INSTRUCTIONS FOR THE TASK: Note each line in the data below that holds "name", and copy it.

TASK MATERIAL:

○ ○ ○ ○ ○

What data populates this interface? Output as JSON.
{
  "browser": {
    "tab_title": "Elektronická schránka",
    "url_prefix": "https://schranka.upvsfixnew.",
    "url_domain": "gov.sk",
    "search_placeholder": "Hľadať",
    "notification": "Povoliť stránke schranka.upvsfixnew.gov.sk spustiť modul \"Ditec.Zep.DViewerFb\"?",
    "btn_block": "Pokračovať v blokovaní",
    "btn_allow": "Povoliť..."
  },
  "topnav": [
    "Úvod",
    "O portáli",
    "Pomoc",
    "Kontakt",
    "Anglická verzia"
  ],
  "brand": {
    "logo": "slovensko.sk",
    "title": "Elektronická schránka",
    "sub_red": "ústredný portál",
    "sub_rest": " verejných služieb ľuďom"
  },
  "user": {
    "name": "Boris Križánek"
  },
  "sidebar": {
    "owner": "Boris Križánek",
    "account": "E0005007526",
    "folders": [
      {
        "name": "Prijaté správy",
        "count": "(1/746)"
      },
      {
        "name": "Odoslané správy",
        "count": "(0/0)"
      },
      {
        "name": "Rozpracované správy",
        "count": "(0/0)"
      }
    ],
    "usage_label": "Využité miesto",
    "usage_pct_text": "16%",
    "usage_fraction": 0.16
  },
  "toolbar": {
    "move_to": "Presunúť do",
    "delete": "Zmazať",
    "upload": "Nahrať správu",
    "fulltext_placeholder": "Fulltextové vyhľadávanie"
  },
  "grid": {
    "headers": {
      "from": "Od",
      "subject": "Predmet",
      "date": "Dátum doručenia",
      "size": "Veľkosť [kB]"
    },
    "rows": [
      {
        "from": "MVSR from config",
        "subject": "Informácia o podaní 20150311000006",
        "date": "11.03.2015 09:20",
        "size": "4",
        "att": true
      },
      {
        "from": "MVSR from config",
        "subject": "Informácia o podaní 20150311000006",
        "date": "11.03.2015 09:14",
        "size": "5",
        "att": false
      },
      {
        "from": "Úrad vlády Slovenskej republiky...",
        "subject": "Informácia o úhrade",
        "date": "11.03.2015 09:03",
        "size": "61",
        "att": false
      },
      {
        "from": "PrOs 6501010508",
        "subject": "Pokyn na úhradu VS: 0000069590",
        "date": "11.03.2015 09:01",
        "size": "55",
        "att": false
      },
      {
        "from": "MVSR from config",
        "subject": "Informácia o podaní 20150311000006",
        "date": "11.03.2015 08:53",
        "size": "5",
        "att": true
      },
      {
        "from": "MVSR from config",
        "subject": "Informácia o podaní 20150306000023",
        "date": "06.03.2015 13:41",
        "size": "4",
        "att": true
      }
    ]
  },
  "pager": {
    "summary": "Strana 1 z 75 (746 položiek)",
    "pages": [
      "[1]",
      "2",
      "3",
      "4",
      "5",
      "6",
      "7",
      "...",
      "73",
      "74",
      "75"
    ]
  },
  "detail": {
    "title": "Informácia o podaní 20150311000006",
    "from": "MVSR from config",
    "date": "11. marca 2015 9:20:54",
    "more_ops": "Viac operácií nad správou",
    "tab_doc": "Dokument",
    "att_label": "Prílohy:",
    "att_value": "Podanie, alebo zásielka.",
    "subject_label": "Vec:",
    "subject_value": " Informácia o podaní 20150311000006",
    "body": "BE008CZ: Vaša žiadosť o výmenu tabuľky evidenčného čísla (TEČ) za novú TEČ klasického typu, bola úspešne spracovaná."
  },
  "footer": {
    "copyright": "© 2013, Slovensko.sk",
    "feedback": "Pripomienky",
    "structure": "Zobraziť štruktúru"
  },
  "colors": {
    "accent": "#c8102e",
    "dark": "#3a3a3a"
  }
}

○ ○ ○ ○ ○

COMPLETED TASK:
    "name": "Boris Križánek"
        "name": "Prijaté správy",
        "name": "Odoslané správy",
        "name": "Rozpracované správy",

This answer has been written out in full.